In September of 1947, I entered Rhode Island State College. My favorite class was English taught by a Professor Smith. Some students called him "Dr. Sex" because in the books and stories we were required to read for him, much of our discussion seemed to revolve around that subject as it pertained to our assignments. "Sex" once gave a class writing assignment and to complete his assignment I would need a better writing instrument.
The college book store was in the basement of Quinn Hall. Quinn was a multitask building with library, administration office and a tiny college book store in its basement. I entered the store with a friend and asked the pretty coed grad student clerk about writing instruments. She was a little thing about five feet tall with light blue eyes and blond hair tied in a bun in back. She said they had the latest item, a newly invented pen called a "ball point". The ink was contained in the pen so, she explained, there would be no need to continuously dip the pen into an ink well. I bought one of her pens. Cost me six dollars, a lot of money for a poor freshman, and went home to my Quonset hut number 43 to begin "Sex's" assignment.
When I got half way through the "Sex" assignment, that ball point pen had indigestion, burped and all the ink came bubbling out and on to my creative writing. All would have to be done over again! There was no guarantee on the pen. I could not get my money back and could not afford buying another. I finished the assignment using the old pen and ink bottle instrument.
Things are a bit different these days. On the top of my bedroom bureau there are many ball point pens, only two of which I paid for. These two specials are for doing a daily crossword puzzle; they write with dark ink and have erasers that quickly mute any mistake. The rest are all free. They have a litany of names on them. They come from doctors, hotels, orthopedic centers, insurance companies, churches and there is a special one emblazoned "Class of 1943 60th Anniversary Reunion EPHS".
Today one can have a much better ball point pen given to him than one he could buy sixty years ago!

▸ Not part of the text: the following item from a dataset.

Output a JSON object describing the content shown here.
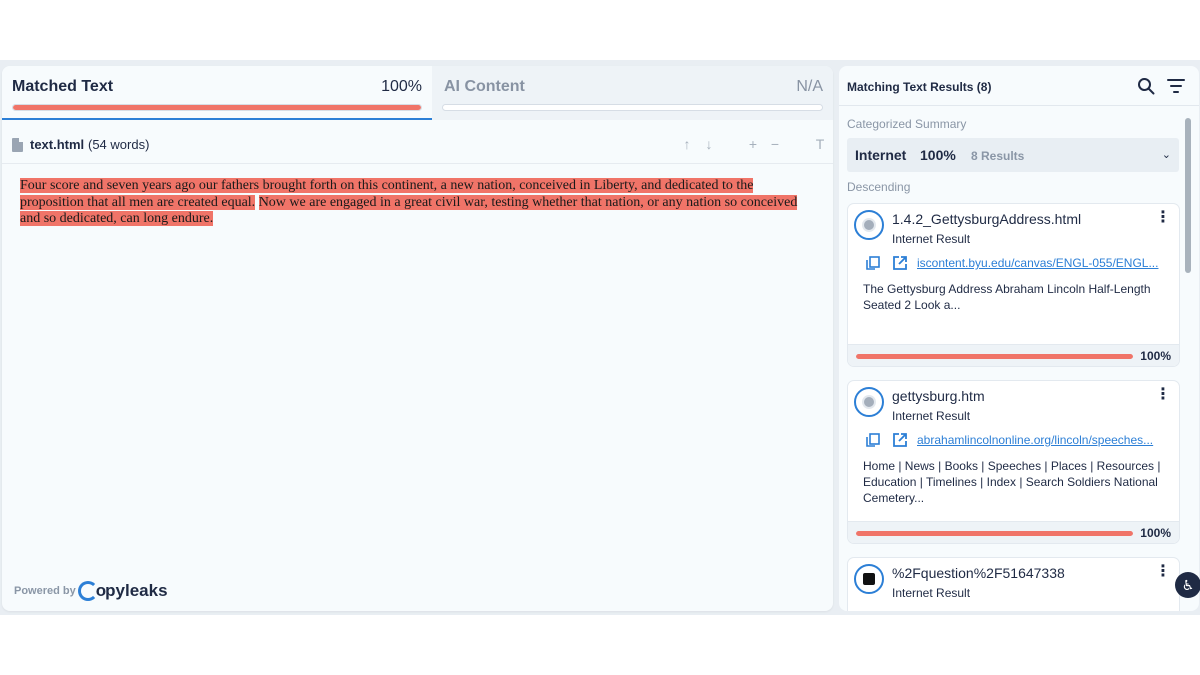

These pens write nice and clean, they do not get indigestion and if they run out of ink you can throw them away and get another for no charge!